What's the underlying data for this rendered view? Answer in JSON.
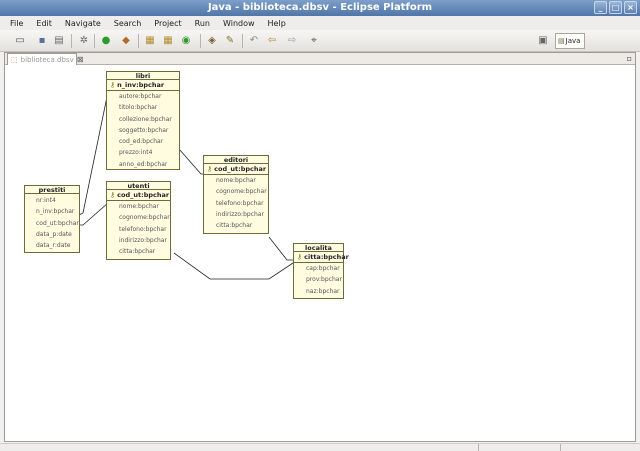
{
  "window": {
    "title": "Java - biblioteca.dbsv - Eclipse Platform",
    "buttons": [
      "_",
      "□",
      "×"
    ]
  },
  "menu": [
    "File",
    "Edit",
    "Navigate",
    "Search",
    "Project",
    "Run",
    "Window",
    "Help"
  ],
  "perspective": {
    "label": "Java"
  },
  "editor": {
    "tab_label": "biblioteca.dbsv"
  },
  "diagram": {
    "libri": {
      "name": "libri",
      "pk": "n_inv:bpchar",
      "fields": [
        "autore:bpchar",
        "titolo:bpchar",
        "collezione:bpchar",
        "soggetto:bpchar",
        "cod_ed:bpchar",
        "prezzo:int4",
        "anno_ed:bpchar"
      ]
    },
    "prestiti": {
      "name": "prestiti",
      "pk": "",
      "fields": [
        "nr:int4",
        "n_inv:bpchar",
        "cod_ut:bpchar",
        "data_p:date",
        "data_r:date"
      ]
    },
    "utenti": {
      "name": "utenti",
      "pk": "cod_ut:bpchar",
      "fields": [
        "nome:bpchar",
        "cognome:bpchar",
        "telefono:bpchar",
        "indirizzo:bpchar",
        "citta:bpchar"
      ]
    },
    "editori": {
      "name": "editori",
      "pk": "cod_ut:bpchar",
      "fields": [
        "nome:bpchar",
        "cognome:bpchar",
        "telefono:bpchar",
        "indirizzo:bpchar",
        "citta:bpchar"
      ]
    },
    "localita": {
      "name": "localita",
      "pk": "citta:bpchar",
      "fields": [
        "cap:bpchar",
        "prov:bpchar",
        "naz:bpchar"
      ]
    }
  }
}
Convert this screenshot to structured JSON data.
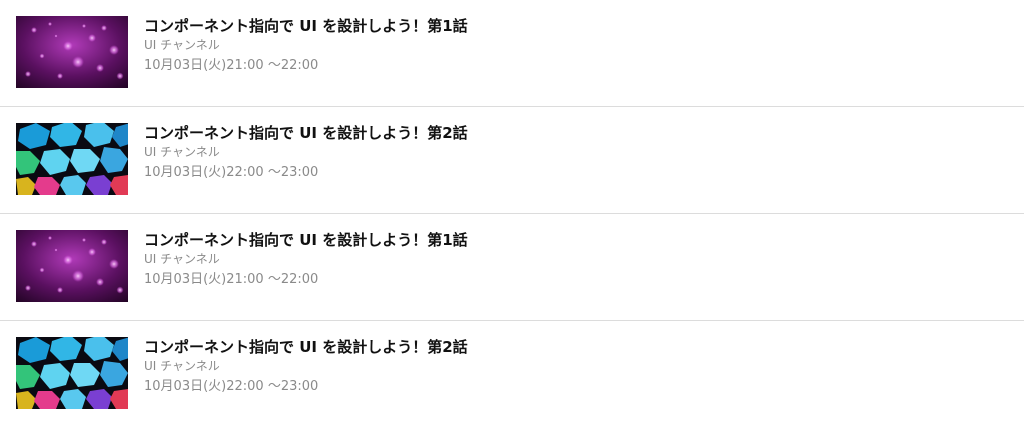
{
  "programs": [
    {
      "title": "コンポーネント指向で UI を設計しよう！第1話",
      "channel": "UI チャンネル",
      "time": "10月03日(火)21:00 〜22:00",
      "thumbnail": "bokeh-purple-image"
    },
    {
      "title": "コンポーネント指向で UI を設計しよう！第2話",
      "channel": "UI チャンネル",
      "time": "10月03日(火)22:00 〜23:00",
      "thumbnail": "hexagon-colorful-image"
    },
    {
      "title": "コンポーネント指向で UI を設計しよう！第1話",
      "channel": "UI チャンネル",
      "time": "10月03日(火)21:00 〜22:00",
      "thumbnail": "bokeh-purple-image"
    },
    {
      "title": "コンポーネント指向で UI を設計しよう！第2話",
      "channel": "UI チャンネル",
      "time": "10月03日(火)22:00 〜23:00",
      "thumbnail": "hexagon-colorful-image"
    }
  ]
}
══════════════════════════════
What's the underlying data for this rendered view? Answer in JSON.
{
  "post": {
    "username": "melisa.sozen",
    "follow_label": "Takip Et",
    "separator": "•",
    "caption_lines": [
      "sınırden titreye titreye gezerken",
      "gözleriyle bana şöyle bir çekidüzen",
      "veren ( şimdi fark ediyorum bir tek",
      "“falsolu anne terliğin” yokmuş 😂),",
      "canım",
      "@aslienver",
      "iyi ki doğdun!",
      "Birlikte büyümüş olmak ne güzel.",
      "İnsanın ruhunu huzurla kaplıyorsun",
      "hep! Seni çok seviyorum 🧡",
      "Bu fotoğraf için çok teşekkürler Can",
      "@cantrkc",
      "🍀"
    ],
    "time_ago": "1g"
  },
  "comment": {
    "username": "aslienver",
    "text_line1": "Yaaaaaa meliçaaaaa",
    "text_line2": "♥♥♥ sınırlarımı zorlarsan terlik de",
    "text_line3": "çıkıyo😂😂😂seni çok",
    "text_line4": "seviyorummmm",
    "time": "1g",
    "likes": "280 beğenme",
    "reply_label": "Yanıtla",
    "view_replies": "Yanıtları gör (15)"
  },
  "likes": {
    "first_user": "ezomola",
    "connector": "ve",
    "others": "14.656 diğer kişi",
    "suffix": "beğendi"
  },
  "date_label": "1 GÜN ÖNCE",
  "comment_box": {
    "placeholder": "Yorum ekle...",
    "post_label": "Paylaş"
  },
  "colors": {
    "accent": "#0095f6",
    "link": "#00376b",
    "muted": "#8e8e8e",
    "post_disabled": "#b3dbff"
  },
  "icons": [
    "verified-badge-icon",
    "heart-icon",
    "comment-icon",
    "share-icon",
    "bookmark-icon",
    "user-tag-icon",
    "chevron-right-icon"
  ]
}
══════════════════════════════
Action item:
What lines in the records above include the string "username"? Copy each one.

Solution to this task:
    "username": "melisa.sozen",
    "username": "aslienver",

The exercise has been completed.